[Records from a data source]
^^^^^^^^
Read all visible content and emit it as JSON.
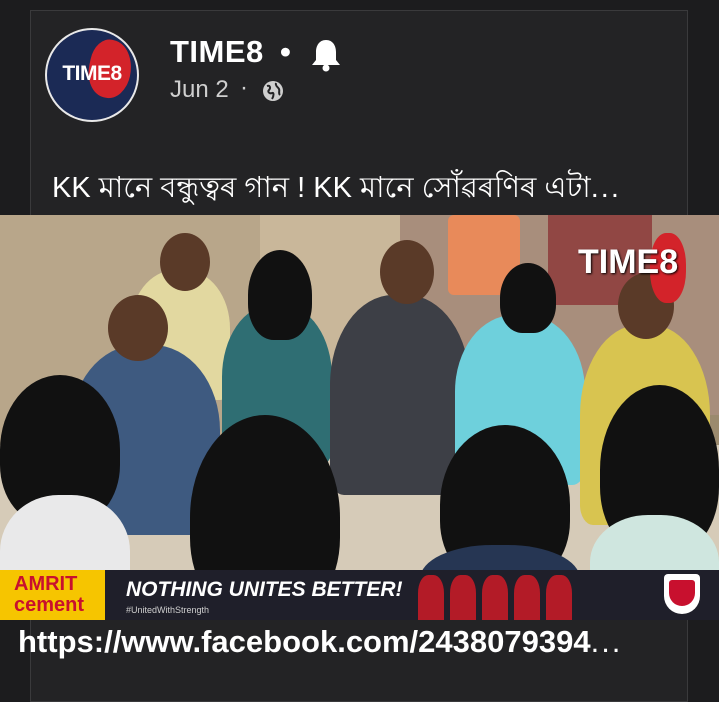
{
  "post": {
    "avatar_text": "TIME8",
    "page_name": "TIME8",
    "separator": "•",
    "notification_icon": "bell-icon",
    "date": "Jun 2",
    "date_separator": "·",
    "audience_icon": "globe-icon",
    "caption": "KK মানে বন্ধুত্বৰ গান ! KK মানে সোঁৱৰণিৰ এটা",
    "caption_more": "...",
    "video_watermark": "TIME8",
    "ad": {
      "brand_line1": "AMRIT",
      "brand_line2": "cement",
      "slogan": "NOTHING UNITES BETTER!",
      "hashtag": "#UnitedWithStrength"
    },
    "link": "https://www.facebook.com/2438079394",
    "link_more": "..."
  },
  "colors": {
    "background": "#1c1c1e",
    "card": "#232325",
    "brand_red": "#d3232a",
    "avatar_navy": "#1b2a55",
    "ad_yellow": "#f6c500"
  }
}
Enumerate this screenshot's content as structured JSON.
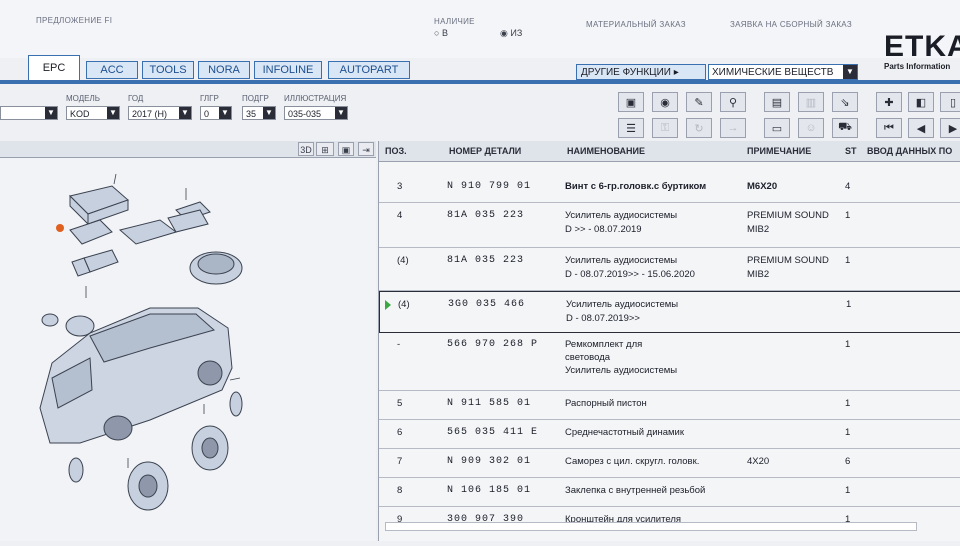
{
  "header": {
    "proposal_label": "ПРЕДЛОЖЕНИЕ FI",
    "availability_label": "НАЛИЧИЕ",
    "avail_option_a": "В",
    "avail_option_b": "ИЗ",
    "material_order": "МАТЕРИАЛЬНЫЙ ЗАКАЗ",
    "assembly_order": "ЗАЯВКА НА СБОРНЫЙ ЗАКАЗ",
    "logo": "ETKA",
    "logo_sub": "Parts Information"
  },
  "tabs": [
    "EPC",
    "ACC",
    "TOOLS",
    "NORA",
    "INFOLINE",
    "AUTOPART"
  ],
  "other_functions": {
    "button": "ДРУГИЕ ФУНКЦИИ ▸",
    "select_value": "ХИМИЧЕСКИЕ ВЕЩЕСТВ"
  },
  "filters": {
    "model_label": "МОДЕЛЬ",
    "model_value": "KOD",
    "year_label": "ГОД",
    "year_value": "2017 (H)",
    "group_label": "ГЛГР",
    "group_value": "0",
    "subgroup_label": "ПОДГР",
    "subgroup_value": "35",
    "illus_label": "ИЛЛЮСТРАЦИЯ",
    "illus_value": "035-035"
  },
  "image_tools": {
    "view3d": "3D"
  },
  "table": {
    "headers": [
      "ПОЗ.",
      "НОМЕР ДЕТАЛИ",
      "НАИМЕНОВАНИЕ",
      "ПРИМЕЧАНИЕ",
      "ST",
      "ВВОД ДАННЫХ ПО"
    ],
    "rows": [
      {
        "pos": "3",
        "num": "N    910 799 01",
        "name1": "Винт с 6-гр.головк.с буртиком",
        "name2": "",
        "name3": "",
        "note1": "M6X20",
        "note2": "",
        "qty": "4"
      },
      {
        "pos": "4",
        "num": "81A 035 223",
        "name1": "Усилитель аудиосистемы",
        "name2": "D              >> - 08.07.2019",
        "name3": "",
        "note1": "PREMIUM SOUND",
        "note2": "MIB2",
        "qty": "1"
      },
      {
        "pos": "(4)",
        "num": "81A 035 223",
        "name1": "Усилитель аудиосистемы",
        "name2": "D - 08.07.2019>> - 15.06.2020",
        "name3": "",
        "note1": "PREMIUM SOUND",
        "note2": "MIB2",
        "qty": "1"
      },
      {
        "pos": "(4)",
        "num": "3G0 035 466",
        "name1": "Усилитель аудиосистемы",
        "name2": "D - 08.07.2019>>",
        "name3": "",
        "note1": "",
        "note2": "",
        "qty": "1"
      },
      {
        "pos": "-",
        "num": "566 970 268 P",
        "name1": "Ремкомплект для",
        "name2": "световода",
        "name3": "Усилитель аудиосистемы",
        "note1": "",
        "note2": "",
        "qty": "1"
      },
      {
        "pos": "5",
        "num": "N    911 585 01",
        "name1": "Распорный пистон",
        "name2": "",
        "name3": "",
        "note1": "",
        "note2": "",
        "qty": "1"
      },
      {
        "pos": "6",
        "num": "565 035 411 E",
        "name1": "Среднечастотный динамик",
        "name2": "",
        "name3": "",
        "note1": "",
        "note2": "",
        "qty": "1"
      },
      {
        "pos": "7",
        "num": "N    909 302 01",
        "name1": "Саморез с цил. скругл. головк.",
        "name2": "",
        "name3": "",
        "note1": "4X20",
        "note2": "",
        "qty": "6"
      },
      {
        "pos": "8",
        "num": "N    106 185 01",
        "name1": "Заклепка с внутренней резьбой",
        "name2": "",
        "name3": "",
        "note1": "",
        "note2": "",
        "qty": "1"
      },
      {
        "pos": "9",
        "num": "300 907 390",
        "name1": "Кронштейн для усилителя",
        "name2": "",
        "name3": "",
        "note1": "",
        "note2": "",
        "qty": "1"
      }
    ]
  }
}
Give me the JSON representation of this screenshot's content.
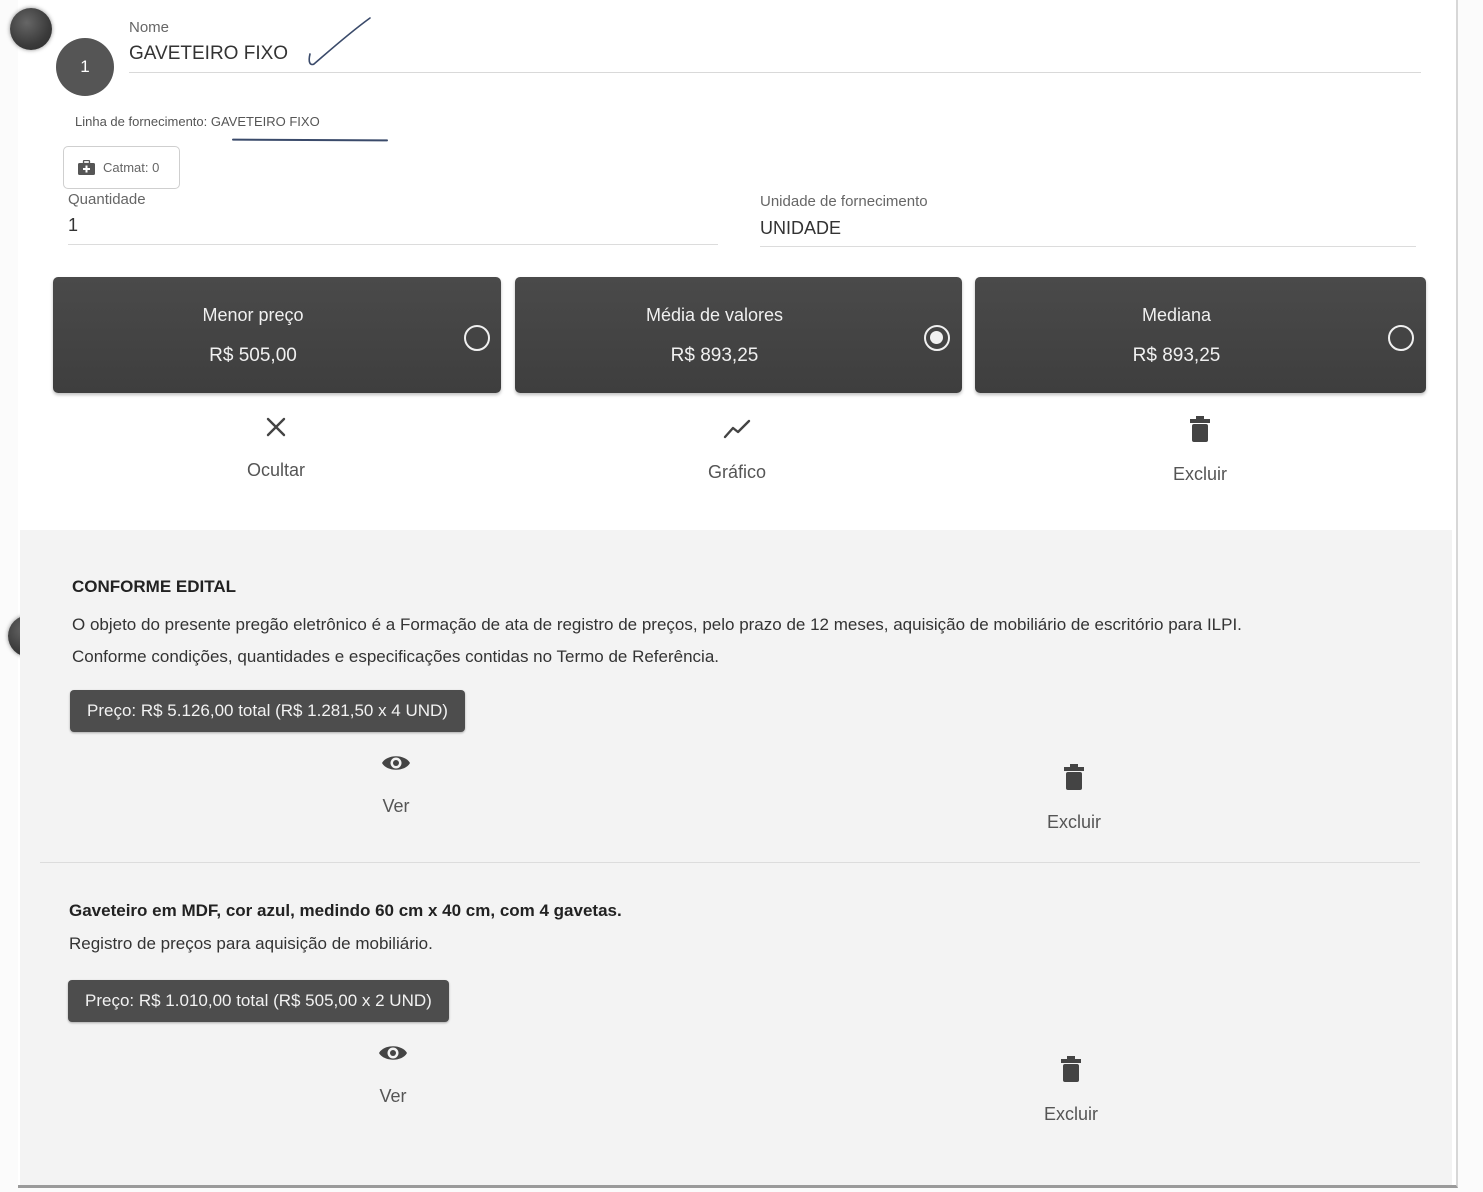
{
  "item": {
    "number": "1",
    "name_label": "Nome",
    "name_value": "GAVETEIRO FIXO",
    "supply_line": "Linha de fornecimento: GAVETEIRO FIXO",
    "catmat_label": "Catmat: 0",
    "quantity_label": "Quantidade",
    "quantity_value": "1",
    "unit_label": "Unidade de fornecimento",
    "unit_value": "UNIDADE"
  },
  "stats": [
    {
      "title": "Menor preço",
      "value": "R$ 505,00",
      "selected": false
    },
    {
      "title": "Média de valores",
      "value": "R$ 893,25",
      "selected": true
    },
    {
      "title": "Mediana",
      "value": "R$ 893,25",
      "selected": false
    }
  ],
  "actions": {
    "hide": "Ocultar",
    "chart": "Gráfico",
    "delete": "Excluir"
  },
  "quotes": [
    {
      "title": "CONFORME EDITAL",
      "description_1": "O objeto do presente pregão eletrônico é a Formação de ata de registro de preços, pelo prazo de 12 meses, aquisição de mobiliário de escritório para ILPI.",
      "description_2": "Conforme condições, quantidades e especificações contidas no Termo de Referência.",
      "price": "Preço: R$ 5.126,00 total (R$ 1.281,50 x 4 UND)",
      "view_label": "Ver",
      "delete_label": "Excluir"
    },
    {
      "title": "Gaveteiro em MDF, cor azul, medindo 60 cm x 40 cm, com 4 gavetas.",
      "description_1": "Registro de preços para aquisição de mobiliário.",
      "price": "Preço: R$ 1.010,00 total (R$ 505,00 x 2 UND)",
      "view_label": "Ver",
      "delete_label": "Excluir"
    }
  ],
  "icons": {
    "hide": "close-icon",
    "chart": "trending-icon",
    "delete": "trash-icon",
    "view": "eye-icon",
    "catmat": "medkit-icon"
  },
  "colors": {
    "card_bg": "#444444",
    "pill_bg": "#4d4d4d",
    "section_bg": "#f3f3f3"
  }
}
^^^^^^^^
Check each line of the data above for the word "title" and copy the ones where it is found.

Answer box
      "title": "Menor preço",
      "title": "Média de valores",
      "title": "Mediana",
      "title": "CONFORME EDITAL",
      "title": "Gaveteiro em MDF, cor azul, medindo 60 cm x 40 cm, com 4 gavetas.",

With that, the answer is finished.